Christian theology is not too big on self-esteem

Christian theology goes against the grain of modern psychology, such as in the issue of self-esteem. Whereas we are taught that we are all good and should feel good (consider, for instance, the many Dove commercials, with self-esteem as the battle cry), Stephen Charnock, an English Puritan clergyman, wrote this about man as he pondered on the doctrine of regeneration.

In ourselves we are nothing, we have nothing, can bring forth nothing spiritually good and acceptable to God; a mere composition of enmity to good and propensity to evil, of weakness and wickedness, of hell and death; a farden of impotence and conceitedness, perversity and inability, every way miserable unless infinite compassion relieve us We have no more freedom than a chained galley slave till Christ redeem us; no more strength than a putrefied carcass till Christ raise us, an unlamented hardness, an unregarded obstinacy, an insensible palsy spread over every part, a dreadful cannot and will not triumphing in the whole soul.

Comments

Popular posts from this blog

Tarps and COVID-19

Saw this in my feed. So Pinoy in many respects:  the graduation photo the tarp with three fonts: Monotype Corsiva ("Congratulations"), Arial (the girl's name), and the serif below the papaya tree the use of the middle name the color scheme (pink in white) the iconic Philippine countryside It's the first time I'm hearing about Zarraga, some 16 km north of Iloilo City. Seems like a charming place to visit. Also COVID-free. 
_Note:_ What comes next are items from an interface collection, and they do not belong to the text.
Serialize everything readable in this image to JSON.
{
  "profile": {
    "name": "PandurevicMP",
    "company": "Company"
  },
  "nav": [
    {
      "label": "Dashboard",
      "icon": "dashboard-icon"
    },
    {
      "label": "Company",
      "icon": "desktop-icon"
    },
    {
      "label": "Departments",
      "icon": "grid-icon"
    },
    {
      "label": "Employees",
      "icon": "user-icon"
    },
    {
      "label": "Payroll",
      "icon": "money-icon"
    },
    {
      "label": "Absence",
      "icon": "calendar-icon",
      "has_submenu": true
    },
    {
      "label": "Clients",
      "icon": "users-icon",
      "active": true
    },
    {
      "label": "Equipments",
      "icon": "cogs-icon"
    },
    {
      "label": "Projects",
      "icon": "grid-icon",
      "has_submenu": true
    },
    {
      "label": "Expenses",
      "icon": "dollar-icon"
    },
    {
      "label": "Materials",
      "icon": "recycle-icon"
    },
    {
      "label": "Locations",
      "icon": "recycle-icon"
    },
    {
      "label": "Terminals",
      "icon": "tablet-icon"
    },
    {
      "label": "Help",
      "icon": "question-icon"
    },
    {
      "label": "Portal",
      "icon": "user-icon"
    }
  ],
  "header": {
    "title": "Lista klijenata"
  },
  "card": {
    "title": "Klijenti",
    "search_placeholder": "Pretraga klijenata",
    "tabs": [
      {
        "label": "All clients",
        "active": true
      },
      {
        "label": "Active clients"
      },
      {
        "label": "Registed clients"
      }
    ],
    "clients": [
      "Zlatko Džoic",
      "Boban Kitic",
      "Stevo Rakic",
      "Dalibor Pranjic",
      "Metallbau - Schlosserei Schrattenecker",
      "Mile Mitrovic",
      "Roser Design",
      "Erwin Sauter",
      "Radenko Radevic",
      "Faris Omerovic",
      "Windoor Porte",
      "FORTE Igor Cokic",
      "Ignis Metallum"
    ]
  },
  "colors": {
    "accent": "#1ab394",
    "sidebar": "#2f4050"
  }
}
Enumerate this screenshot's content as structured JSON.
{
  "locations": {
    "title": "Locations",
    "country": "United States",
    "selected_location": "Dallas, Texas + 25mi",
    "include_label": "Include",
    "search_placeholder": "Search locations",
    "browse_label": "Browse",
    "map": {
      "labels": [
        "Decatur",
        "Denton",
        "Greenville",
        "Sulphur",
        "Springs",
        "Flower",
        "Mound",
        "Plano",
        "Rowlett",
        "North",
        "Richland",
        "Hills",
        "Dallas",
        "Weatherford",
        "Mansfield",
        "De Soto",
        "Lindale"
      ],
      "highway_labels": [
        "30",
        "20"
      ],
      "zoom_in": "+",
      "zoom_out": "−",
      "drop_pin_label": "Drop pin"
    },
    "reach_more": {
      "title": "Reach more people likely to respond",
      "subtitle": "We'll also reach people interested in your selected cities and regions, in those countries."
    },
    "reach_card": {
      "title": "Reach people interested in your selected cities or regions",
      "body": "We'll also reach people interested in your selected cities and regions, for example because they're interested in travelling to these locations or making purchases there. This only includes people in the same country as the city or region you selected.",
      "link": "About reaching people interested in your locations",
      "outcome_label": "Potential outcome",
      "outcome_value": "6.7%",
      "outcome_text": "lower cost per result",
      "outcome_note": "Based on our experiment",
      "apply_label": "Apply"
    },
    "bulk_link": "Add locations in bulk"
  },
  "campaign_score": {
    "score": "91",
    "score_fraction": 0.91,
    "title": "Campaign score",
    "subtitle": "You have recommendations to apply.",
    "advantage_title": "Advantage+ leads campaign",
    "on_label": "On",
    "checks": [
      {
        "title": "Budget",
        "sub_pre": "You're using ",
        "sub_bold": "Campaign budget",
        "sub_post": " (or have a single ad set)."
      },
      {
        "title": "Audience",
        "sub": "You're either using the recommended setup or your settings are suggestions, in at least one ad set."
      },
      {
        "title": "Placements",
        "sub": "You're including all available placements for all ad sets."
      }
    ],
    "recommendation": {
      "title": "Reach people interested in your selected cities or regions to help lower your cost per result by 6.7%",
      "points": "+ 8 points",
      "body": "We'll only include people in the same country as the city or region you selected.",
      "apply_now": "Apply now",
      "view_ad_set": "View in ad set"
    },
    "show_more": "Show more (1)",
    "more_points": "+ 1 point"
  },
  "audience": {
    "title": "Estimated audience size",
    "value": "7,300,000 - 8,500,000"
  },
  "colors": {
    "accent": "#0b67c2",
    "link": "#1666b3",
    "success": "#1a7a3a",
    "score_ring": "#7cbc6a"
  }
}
Week 9, 2012: Aboard the MV Logos Hope

I met old friends from college last Saturday. We had breakfast at an old restaurant along Ongpin Street called Saludo's. Some of us went to Logos Hope, a ship with lots of books inside it—some 5000 titles, we were told. The sun was hot, in a cancerous, melanoma-inducing kind of way. Summer is just right around the corner. Took us a while to get inside the ship. I thought this view of Manila's skyline from one of the windows was amazing. We saw what we came for: books. They were sold in "units" that had a corresponding peso conversion. The books sold cheaply, so I got David Copperfield by Charles Dickens for 150 units (Php 150). I plan to read at least one Dickens novel this year, 2012 being his 200th birthday. (I'm ashamed to admit I haven't read a single novel of his, ever). I saw Nancy Drew, Hardy Boys, classics, modern fiction, modern Christian literature, biographies, medical and nursing textbooks, and children's books. Visit